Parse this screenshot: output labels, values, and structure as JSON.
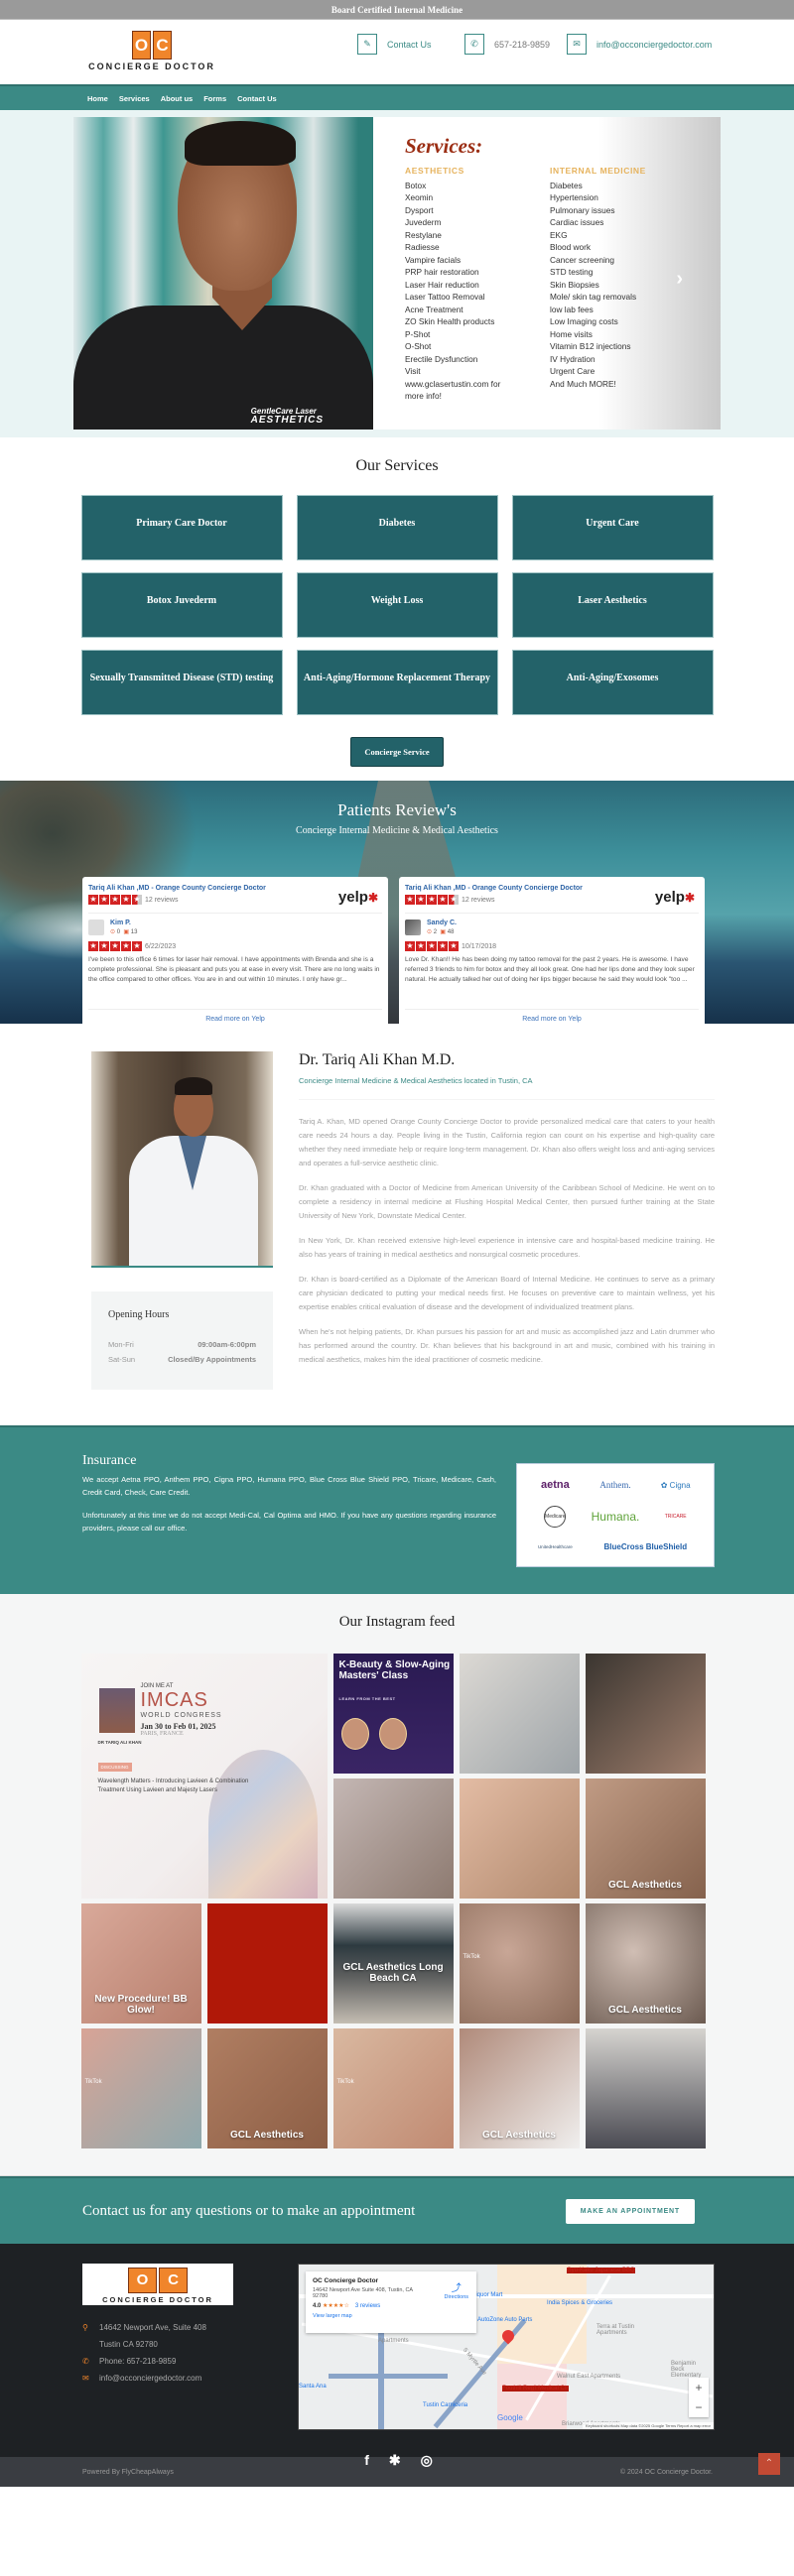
{
  "topbar": {
    "text": "Board Certified Internal Medicine"
  },
  "header": {
    "logo": {
      "letters": [
        "O",
        "C"
      ],
      "text": "CONCIERGE DOCTOR"
    },
    "contacts": [
      {
        "icon": "pencil-icon",
        "glyph": "✎",
        "label": "Contact Us"
      },
      {
        "icon": "phone-icon",
        "glyph": "✆",
        "label": "657-218-9859"
      },
      {
        "icon": "mail-icon",
        "glyph": "✉",
        "label": "info@occonciergedoctor.com"
      }
    ]
  },
  "nav": {
    "items": [
      "Home",
      "Services",
      "About us",
      "Forms",
      "Contact Us"
    ]
  },
  "hero": {
    "photo_caption_line1": "GentleCare Laser",
    "photo_caption_line2": "AESTHETICS",
    "title": "Services:",
    "aesthetics_heading": "AESTHETICS",
    "aesthetics": [
      "Botox",
      "Xeomin",
      "Dysport",
      "Juvederm",
      "Restylane",
      "Radiesse",
      "Vampire facials",
      "PRP hair restoration",
      "Laser Hair reduction",
      "Laser Tattoo Removal",
      "Acne Treatment",
      "ZO Skin Health products",
      "P-Shot",
      "O-Shot",
      "Erectile Dysfunction",
      "Visit",
      "www.gclasertustin.com for",
      "more info!"
    ],
    "internal_heading": "INTERNAL MEDICINE",
    "internal": [
      "Diabetes",
      "Hypertension",
      "Pulmonary issues",
      "Cardiac issues",
      "EKG",
      "Blood work",
      "Cancer screening",
      "STD testing",
      "Skin Biopsies",
      "Mole/ skin tag removals",
      "low lab fees",
      "Low Imaging costs",
      "Home visits",
      "Vitamin B12 injections",
      "IV Hydration",
      "Urgent Care",
      "And Much MORE!"
    ],
    "next_glyph": "›"
  },
  "services": {
    "title": "Our Services",
    "items": [
      "Primary Care Doctor",
      "Diabetes",
      "Urgent Care",
      "Botox Juvederm",
      "Weight Loss",
      "Laser Aesthetics",
      "Sexually Transmitted Disease (STD) testing",
      "Anti-Aging/Hormone Replacement Therapy",
      "Anti-Aging/Exosomes"
    ],
    "button": "Concierge Service"
  },
  "reviews": {
    "title": "Patients Review's",
    "subtitle": "Concierge Internal Medicine & Medical Aesthetics",
    "cards": [
      {
        "business": "Tariq Ali Khan ,MD - Orange County Concierge Doctor",
        "business_rating": 4.5,
        "review_count": "12 reviews",
        "reviewer": "Kim P.",
        "friends": "0",
        "reviews": "13",
        "rating": 5,
        "date": "6/22/2023",
        "text": "I've been to this office 6 times for laser hair removal. I have appointments with Brenda and she is a complete professional. She is pleasant and puts you at ease in every visit. There are no long waits in the office compared to other offices. You are in and out within 10 minutes. I only have gr...",
        "link": "Read more on Yelp"
      },
      {
        "business": "Tariq Ali Khan ,MD - Orange County Concierge Doctor",
        "business_rating": 4.5,
        "review_count": "12 reviews",
        "reviewer": "Sandy C.",
        "friends": "2",
        "reviews": "48",
        "rating": 5,
        "date": "10/17/2018",
        "text": "Love Dr. Khan!! He has been doing my tattoo removal for the past 2 years. He is awesome. I have referred 3 friends to him for botox and they all look great. One had her lips done and they look super natural. He actually talked her out of doing her lips bigger because he said they would look \"too ...",
        "link": "Read more on Yelp"
      }
    ],
    "yelp_logo": "yelp"
  },
  "about": {
    "name": "Dr. Tariq Ali Khan M.D.",
    "subtitle": "Concierge Internal Medicine & Medical Aesthetics located in Tustin, CA",
    "paragraphs": [
      "Tariq A. Khan, MD opened Orange County Concierge Doctor to provide personalized medical care that caters to your health care needs 24 hours a day. People living in the Tustin, California region can count on his expertise and high-quality care whether they need immediate help or require long-term management. Dr. Khan also offers weight loss and anti-aging services and operates a full-service aesthetic clinic.",
      "Dr. Khan graduated with a Doctor of Medicine from American University of the Caribbean School of Medicine. He went on to complete a residency in internal medicine at Flushing Hospital Medical Center, then pursued further training at the State University of New York, Downstate Medical Center.",
      "In New York, Dr. Khan received extensive high-level experience in intensive care and hospital-based medicine training. He also has years of training in medical aesthetics and nonsurgical cosmetic procedures.",
      "Dr. Khan is board-certified as a Diplomate of the American Board of Internal Medicine. He continues to serve as a primary care physician dedicated to putting your medical needs first. He focuses on preventive care to maintain wellness, yet his expertise enables critical evaluation of disease and the development of individualized treatment plans.",
      "When he's not helping patients, Dr. Khan pursues his passion for art and music as accomplished jazz and Latin drummer who has performed around the country. Dr. Khan believes that his background in art and music, combined with his training in medical aesthetics, makes him the ideal practitioner of cosmetic medicine."
    ],
    "hours": {
      "title": "Opening Hours",
      "rows": [
        {
          "days": "Mon-Fri",
          "time": "09:00am-6:00pm"
        },
        {
          "days": "Sat-Sun",
          "time": "Closed/By Appointments"
        }
      ]
    }
  },
  "insurance": {
    "title": "Insurance",
    "p1": "We accept Aetna PPO, Anthem PPO, Cigna PPO, Humana PPO, Blue Cross Blue Shield PPO, Tricare, Medicare, Cash, Credit Card, Check, Care Credit.",
    "p2": "Unfortunately at this time we do not accept Medi-Cal, Cal Optima and HMO. If you have any questions regarding insurance providers, please call our office.",
    "logos": {
      "aetna": "aetna",
      "anthem": "Anthem.",
      "cigna": "✿ Cigna",
      "medicare": "Medicare",
      "humana": "Humana.",
      "tricare": "TRICARE",
      "uhc": "UnitedHealthcare",
      "bcbs": "BlueCross BlueShield"
    }
  },
  "instagram": {
    "title": "Our Instagram feed",
    "imcas": {
      "join": "JOIN ME AT",
      "name": "IMCAS",
      "congress": "WORLD CONGRESS",
      "dates": "Jan 30 to Feb 01, 2025",
      "city": "PARIS, FRANCE",
      "doctor": "DR TARIQ ALI KHAN",
      "discussing": "DISCUSSING",
      "topic": "Wavelength Matters - Introducing Lavieen & Combination Treatment Using Lavieen and Majesty Lasers"
    },
    "kbeauty": {
      "title": "K-Beauty & Slow-Aging Masters' Class",
      "sub": "LEARN FROM THE BEST"
    },
    "captions": [
      "New Procedure! BB Glow!",
      "GCL Aesthetics Long Beach CA",
      "GCL Aesthetics",
      "GCL Aesthetics",
      "GCL Aesthetics",
      "TikTok"
    ]
  },
  "cta": {
    "text": "Contact us for any questions or to make an appointment",
    "button": "MAKE AN APPOINTMENT"
  },
  "footer": {
    "address1": "14642 Newport Ave, Suite 408",
    "address2": "Tustin CA 92780",
    "phone": "Phone: 657-218-9859",
    "email": "info@occonciergedoctor.com",
    "map": {
      "place": "OC Concierge Doctor",
      "address": "14642 Newport Ave Suite 408, Tustin, CA 92780",
      "rating": "4.0",
      "stars": "★★★★☆",
      "reviews": "3 reviews",
      "larger": "View larger map",
      "directions": "Directions",
      "labels": {
        "gyukaku": "Gyu-Kaku Japanese BBQ",
        "liquor": "Liquor Mart",
        "india": "India Spices & Groceries",
        "autozone": "AutoZone Auto Parts",
        "terra": "Terra at Tustin Apartments",
        "walnut": "Walnut East Apartments",
        "foothill": "Foothill Reg'l Medical Ctr",
        "carniceria": "Tustin Carniceria",
        "benjamin": "Benjamin Beck Elementary",
        "briarwood": "Briarwood Apartments",
        "santaana": "Santa Ana",
        "myrtle": "S Myrtle Ave",
        "apartments": "Apartments"
      },
      "attribution": "Keyboard shortcuts   Map data ©2025 Google   Terms   Report a map error",
      "google": "Google"
    },
    "social": [
      "f",
      "✱",
      "◎"
    ],
    "powered_by": "Powered By  FlyCheapAlways",
    "copyright": "©  2024 OC Concierge Doctor."
  }
}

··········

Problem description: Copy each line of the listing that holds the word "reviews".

Answer to the exercise:
  "reviews": {
        "review_count": "12 reviews",
        "reviews": "13",
        "review_count": "12 reviews",
        "reviews": "48",
      "reviews": "3 reviews",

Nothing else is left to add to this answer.